My Favorite Drink: The Kir Impérial

Editors Note: A lot of you mentioned that I had a very strange glass for a champagne drink and you’re right – but usually I am drinking and working at my desk on the weekends when I have this… so the Bodum double walled tumbler is perfect. It keeps your drink cold much longer without ice. YMMV

———————-

Want to know the fastest way to make my day?  Order me my favorite drink, or know how to make it.

What’s in a Kir Imperial?

  • 6 parts Champagne or sparkling wine
  • 1 part liqueur framboise (raspberry)

It’s really simple actually, and this picture should give you a sense of how pink it should be.  It should still taste like champagne, just with a nice juicy splash of fruit.

Ingredients: Champagne

This drink shouldn’t be pricey to make at home, but it is a treat so pick good ingredients.

First, I like to select a good California or Washington State sparkling wine.  Mumm Napa Brut Prestige is great, and you can get it on Wine.com for $20.  Let me tell you a few important things about champagne/cava/sparkling wine.  Don’t just buy the “good stuff” for other people.  If you are going to bother, spend at least $20 when you buy it for yourself.  Don’t buy Korbel.  You’re ruining the whole point.  Think what the French would say.  Actually, they’d probably say go for the Korbel!  Such confusing people… (Benoit!)

But in all seriousness, I love this sparkling wine because it is primary pinot noir grapes (did you know pinot noir is white until they add the grape skins in?!) and it has some good acidity which you’ll want to cut through the sweetness of the liqueur.  If you pick a syrupy sweet champagne, this will be an entirely different drink.

Ingredients: Fruit Liqueur

Next is the liqueur.

For people looking to make the class Kir Royale you should get the classic creme de cassis, which is black currant liquer, is a bar staple and you can get it in Bev Mo or any liquor store.  Extra points if it is actually from the Dijon region of France (see below on history). If you are committing to make this drink part of your repertoire, then stock your home bar with a presentable bottle (read: NOT Monin or anything cheaper than that, and yes I am judging you).  But seriously, if you are going to bother with a bar please put some thought into it because this is a bottle that will last a couple years.

Personally, I have experimented quite a bit and prefer raspberry liqeuer for my Kir, which is why it is an Imperial and not a Royale).  I am loving Alfred Schladerer’s Himbeer Liqueur – actually a German producer (natch! — see history again).  And yes, I just linked to an Amazon product that is out of stock, but you really should wishlist it.  I got mine at Bev Mo for $30, so I imagine it is in other liquor stores too.

FAQ: History & Name

This is a French cocktail that got popular after World War II by the mayor of Dijon, named Felix Kir, who served it to international delegations as he worked to rebuild his region.  Creme de cassis was a local product, and he let local producers use his name.  Wikipedia tells us:
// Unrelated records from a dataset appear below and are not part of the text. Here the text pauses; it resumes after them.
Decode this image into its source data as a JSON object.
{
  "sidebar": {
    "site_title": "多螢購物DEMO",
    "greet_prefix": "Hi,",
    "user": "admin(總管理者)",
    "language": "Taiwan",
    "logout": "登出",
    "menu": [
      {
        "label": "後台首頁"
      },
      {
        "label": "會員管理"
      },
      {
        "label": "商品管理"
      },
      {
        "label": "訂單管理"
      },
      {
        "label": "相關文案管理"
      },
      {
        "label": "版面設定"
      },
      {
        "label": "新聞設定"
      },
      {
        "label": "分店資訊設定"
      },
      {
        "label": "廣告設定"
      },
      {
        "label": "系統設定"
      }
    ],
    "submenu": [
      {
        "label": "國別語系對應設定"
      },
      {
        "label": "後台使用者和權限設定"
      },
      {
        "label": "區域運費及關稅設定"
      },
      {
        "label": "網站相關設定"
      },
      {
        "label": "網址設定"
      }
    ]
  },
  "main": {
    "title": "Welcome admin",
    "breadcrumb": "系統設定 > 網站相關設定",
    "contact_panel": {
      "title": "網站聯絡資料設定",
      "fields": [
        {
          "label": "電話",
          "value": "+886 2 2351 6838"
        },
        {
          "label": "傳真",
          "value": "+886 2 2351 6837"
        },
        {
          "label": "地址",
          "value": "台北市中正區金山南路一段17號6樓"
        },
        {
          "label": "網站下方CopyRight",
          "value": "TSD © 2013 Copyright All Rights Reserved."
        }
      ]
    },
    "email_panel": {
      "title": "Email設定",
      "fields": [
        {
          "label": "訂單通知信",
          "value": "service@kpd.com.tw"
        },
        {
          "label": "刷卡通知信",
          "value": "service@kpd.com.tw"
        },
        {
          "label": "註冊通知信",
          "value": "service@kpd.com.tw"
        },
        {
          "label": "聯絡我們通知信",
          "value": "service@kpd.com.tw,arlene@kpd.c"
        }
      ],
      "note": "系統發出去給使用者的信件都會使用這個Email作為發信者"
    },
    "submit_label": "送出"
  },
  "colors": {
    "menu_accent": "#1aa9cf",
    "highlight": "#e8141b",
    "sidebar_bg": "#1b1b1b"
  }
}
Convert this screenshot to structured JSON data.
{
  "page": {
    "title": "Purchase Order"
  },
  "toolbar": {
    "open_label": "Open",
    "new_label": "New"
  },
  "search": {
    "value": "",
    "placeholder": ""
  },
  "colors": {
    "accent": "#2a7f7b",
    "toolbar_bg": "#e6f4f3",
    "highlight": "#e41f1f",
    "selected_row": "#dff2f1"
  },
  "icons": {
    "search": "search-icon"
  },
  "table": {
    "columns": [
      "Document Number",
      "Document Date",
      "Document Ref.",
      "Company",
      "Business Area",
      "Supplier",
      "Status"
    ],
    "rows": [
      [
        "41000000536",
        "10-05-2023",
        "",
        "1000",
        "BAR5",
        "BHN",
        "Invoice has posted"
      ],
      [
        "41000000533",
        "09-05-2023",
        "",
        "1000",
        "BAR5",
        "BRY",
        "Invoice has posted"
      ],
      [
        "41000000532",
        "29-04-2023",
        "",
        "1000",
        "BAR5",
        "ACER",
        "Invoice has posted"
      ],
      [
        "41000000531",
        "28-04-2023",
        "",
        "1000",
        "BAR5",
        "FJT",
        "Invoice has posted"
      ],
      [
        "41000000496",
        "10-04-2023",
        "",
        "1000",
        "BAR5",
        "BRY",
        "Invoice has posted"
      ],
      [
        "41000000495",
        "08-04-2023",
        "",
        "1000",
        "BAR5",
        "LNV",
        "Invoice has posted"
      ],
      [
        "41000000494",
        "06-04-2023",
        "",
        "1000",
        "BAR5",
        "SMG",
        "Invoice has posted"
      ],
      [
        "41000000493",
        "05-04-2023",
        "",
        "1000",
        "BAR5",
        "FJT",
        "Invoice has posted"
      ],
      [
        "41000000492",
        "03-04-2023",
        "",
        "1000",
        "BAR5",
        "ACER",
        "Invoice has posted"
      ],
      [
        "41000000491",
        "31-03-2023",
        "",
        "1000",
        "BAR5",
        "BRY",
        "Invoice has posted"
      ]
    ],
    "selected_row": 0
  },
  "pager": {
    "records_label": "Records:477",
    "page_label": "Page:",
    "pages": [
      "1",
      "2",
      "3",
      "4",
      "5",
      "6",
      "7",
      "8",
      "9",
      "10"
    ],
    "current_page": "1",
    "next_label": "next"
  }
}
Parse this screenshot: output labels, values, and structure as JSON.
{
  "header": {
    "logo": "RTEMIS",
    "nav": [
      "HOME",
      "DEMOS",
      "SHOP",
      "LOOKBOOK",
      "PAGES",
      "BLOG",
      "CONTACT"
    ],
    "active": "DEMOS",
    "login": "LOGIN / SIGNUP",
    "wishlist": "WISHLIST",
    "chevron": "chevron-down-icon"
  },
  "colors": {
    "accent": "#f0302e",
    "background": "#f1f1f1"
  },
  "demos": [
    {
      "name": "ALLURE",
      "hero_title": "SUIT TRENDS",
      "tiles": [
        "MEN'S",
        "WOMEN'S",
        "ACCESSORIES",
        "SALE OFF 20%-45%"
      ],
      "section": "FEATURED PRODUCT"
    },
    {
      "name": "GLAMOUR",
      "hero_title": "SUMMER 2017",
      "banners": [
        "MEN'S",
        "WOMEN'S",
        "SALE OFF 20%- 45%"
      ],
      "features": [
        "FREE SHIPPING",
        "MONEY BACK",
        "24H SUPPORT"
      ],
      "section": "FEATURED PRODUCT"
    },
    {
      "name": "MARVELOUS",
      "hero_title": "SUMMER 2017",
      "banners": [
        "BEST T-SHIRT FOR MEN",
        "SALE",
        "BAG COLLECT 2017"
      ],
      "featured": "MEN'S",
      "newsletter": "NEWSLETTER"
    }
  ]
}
According to Rolland (2004), the reinvention of blanc-cassis (post 1945) was necessitated by the German Army’s confiscation of all the local red Burgundy during the war. Faced with an excess of white wine, Kir renovated a drink that previously was made primarily with the red.

Pretty damn scrappy if you ask me.

FAQ: What’s the difference between a kir and a kir royale?

A kir is made with white wine, and a kir royal is made with champagne.